As you look over the data below, please find each line where the word "документов" appears, then copy it.

Collected data:

————————

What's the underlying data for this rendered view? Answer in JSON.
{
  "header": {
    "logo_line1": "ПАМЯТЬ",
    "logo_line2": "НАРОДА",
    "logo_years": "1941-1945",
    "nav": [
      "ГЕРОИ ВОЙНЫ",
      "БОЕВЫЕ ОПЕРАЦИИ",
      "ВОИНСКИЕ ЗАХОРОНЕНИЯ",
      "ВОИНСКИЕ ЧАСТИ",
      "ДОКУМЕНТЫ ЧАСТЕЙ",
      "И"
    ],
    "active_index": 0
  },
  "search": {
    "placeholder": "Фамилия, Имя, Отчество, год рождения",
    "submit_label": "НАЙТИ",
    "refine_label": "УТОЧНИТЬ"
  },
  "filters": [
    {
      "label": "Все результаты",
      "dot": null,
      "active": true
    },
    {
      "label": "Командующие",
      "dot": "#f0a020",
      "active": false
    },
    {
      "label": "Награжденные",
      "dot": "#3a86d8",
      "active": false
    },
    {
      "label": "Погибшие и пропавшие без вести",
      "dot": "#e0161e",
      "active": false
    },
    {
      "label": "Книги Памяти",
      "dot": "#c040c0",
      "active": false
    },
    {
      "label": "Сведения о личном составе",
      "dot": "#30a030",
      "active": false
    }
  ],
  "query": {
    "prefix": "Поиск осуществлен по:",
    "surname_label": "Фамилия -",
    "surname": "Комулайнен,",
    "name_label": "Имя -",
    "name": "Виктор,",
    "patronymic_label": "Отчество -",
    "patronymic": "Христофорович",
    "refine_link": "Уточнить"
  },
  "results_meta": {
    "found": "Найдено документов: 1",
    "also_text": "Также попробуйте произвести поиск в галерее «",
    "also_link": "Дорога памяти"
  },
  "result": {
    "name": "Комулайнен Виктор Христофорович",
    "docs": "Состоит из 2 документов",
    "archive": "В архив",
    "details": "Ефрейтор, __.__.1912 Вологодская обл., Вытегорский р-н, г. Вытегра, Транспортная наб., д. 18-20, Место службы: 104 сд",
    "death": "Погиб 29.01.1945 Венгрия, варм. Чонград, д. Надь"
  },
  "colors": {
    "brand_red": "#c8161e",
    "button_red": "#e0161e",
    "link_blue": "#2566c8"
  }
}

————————

- Task output:
    "found": "Найдено документов: 1",
    "docs": "Состоит из 2 документов",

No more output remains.